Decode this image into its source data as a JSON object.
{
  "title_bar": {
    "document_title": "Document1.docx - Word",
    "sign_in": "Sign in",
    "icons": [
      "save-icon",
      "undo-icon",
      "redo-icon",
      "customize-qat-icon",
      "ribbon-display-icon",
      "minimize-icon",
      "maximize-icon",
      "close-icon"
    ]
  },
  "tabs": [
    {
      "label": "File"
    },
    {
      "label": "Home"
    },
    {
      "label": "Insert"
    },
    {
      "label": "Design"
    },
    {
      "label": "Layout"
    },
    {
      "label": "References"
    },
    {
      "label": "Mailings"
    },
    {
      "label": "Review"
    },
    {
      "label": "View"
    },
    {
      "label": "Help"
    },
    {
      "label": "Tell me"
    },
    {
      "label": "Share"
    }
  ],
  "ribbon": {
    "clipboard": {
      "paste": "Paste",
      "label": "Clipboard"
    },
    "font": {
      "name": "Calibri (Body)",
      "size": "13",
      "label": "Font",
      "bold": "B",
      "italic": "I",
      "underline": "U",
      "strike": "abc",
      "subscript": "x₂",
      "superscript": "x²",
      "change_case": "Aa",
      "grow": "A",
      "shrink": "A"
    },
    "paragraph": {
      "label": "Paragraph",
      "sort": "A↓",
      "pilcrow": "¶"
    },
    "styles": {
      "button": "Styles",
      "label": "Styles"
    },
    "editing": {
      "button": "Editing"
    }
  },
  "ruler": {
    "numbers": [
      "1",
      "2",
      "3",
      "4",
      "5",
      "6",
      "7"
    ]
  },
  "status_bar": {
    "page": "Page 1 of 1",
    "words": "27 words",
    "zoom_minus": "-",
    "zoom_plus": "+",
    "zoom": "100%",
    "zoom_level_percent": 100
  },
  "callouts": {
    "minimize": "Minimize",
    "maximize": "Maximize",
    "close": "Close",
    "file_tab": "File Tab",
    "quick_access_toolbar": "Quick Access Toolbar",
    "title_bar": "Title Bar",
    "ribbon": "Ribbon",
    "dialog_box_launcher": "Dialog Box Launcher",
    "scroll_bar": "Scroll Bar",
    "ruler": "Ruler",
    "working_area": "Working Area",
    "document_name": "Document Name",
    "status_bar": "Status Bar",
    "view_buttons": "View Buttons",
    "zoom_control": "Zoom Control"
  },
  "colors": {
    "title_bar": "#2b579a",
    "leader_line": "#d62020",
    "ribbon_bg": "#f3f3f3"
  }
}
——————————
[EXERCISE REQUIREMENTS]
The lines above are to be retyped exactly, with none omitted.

[TASK ANSWER]
Decode this image into its source data as a JSON object.
{
  "title_bar": {
    "document_title": "Document1.docx - Word",
    "sign_in": "Sign in",
    "icons": [
      "save-icon",
      "undo-icon",
      "redo-icon",
      "customize-qat-icon",
      "ribbon-display-icon",
      "minimize-icon",
      "maximize-icon",
      "close-icon"
    ]
  },
  "tabs": [
    {
      "label": "File"
    },
    {
      "label": "Home"
    },
    {
      "label": "Insert"
    },
    {
      "label": "Design"
    },
    {
      "label": "Layout"
    },
    {
      "label": "References"
    },
    {
      "label": "Mailings"
    },
    {
      "label": "Review"
    },
    {
      "label": "View"
    },
    {
      "label": "Help"
    },
    {
      "label": "Tell me"
    },
    {
      "label": "Share"
    }
  ],
  "ribbon": {
    "clipboard": {
      "paste": "Paste",
      "label": "Clipboard"
    },
    "font": {
      "name": "Calibri (Body)",
      "size": "13",
      "label": "Font",
      "bold": "B",
      "italic": "I",
      "underline": "U",
      "strike": "abc",
      "subscript": "x₂",
      "superscript": "x²",
      "change_case": "Aa",
      "grow": "A",
      "shrink": "A"
    },
    "paragraph": {
      "label": "Paragraph",
      "sort": "A↓",
      "pilcrow": "¶"
    },
    "styles": {
      "button": "Styles",
      "label": "Styles"
    },
    "editing": {
      "button": "Editing"
    }
  },
  "ruler": {
    "numbers": [
      "1",
      "2",
      "3",
      "4",
      "5",
      "6",
      "7"
    ]
  },
  "status_bar": {
    "page": "Page 1 of 1",
    "words": "27 words",
    "zoom_minus": "-",
    "zoom_plus": "+",
    "zoom": "100%",
    "zoom_level_percent": 100
  },
  "callouts": {
    "minimize": "Minimize",
    "maximize": "Maximize",
    "close": "Close",
    "file_tab": "File Tab",
    "quick_access_toolbar": "Quick Access Toolbar",
    "title_bar": "Title Bar",
    "ribbon": "Ribbon",
    "dialog_box_launcher": "Dialog Box Launcher",
    "scroll_bar": "Scroll Bar",
    "ruler": "Ruler",
    "working_area": "Working Area",
    "document_name": "Document Name",
    "status_bar": "Status Bar",
    "view_buttons": "View Buttons",
    "zoom_control": "Zoom Control"
  },
  "colors": {
    "title_bar": "#2b579a",
    "leader_line": "#d62020",
    "ribbon_bg": "#f3f3f3"
  }
}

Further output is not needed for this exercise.